GUNS ‘N’ ROSES IN TECHNOLOGY

‘Welcome to the jungle’. This could read as an invitation to the ever-evolving world of the technological revolution. In the past we operated technology, now we are integrated within it. Our everyday lives are now immersed with tech interventions in just about everything we do – to lighten our load and better our lives – all working towards turning the jungle to a ‘paradise city’. But the truth is, every rose does have a thorn. Or should I say, every rose has a gun. With every good of technology, the bad and ugly lurks. About two months ago, at around midnight, I get an sms alert of a transaction on my bank account. After a quick chat with my wife, we realised the oddity of this alert, as none of us had transacted. Even as we were speaking to the customer service helpline to report this, another transaction occurred. The bank was quick to put a stop to this and eventually credited the money into the account. This being an incident of a common hack, the fact of security thefts, scams, phishing or whatever it’s called, is also a parallel revolution of sorts.

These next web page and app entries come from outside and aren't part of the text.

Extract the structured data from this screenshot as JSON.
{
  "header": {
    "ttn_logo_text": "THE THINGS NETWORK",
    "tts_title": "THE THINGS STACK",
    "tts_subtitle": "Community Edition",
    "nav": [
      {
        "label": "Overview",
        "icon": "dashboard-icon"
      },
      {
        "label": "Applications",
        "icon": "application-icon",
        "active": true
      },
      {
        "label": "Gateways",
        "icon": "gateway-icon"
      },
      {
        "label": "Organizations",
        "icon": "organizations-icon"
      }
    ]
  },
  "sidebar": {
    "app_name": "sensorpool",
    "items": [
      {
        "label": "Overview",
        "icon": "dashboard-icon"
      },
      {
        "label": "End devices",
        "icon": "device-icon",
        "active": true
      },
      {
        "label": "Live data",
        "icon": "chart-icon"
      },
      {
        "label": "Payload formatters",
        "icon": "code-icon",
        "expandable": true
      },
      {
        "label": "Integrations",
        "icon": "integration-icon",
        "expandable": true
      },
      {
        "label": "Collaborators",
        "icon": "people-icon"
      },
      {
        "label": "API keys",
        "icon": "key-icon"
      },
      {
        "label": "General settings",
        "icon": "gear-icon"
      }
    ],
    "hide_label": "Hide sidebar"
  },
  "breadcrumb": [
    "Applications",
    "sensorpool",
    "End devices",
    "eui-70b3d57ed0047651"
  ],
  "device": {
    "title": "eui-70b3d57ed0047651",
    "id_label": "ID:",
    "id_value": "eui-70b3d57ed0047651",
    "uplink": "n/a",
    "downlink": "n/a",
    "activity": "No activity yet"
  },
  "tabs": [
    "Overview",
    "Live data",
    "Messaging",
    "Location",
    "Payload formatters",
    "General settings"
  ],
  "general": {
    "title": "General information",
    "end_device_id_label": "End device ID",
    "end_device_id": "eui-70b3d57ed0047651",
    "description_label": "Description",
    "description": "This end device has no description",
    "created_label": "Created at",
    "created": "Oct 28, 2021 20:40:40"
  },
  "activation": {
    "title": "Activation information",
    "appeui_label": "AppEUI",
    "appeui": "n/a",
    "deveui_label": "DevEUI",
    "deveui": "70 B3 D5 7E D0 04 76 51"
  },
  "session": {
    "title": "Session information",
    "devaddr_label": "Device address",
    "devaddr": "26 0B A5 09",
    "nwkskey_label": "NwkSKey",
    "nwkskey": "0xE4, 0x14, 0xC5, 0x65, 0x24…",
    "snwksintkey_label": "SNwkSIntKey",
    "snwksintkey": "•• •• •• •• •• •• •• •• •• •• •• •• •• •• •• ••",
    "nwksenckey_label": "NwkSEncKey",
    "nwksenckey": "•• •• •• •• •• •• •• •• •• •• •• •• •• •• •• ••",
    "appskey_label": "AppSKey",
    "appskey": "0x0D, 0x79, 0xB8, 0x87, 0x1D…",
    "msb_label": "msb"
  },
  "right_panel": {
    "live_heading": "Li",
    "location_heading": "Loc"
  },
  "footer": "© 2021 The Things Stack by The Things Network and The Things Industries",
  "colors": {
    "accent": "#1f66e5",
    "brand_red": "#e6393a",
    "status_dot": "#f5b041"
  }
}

As much as technology is empowering, somewhere vulnerability also resides within it. We tend to trust the technology almost blindly and with it, risk ourselves in the world of cybercrime. According to a study, $US16 billion was stolen from 12.7 million consumers in the US alone during 2014, due to identity theft. Guess, there is no such thing as a 100% secure system. As it appears, for every techie, there is a hacker, for every freedom of use, there is a loss of privacy; for every wonder of artificial intelligence, there is potential of a real job loss. Yes, every rose, does come with a gun. Ironically, in the case of the case of 3D technology, whilst all the good was being developed, someone actually developed a 3D gun, before regulators could step in. The recent scandal of data leaks, election results, breach of trust, loss of privacy, et al, did cast a frown at first but, somehow with some actions to diffuse the ‘gun’, the ‘roses’ continue to bloom. “I’m sorry we didn’t do more at the time. We’re now taking steps to ensure this doesn’t happen again,” will be, in my view, a response from tech companies for every version of such instances. A constant cat and mouse game of proactive security and security afterthoughts. Artificial intelligence and robots are fascinating. It’s almost like the movies that were once science- ‘fiction’, are now science facts. Elon Musk says the future will be where ‘people will be like house cats fed by computers’. For now, though it’s predicted, 14% of the workforce will have to change jobs by 2030 and 2.2million to 3.1 million jobs could be threatened by just driverless cars. Innovation in automation and robotics etc. are going to happen and the consequences positive and negative are going to work in tandem. Positive impacts or ‘roses’ in medicine, agriculture, education, finance etc. will raise productivity and tackle current issues, however, thoughtful and responsible management of technological innovations would need equal attention to keep the ‘guns’ of job loss, over-dependence, psychological impact, security and identity thefts at bay. History would suggest that we as a race have a tendency to reach an extreme before a sense of realization dawns – be it in climate change, hunting, animal testing, gender and race bias’s etc. We destroy the planet and then decide it’s time to pull back, we hunt animals to near extinction before we realise that we need more of them, we use monkeys in experiments before we realise the cruelty of it. In this journey of planet of the apes to planet of the apps, it would be judicious to produce more roses than guns in technology with an ‘appetite for construction with a vigilance to destruction’.

See More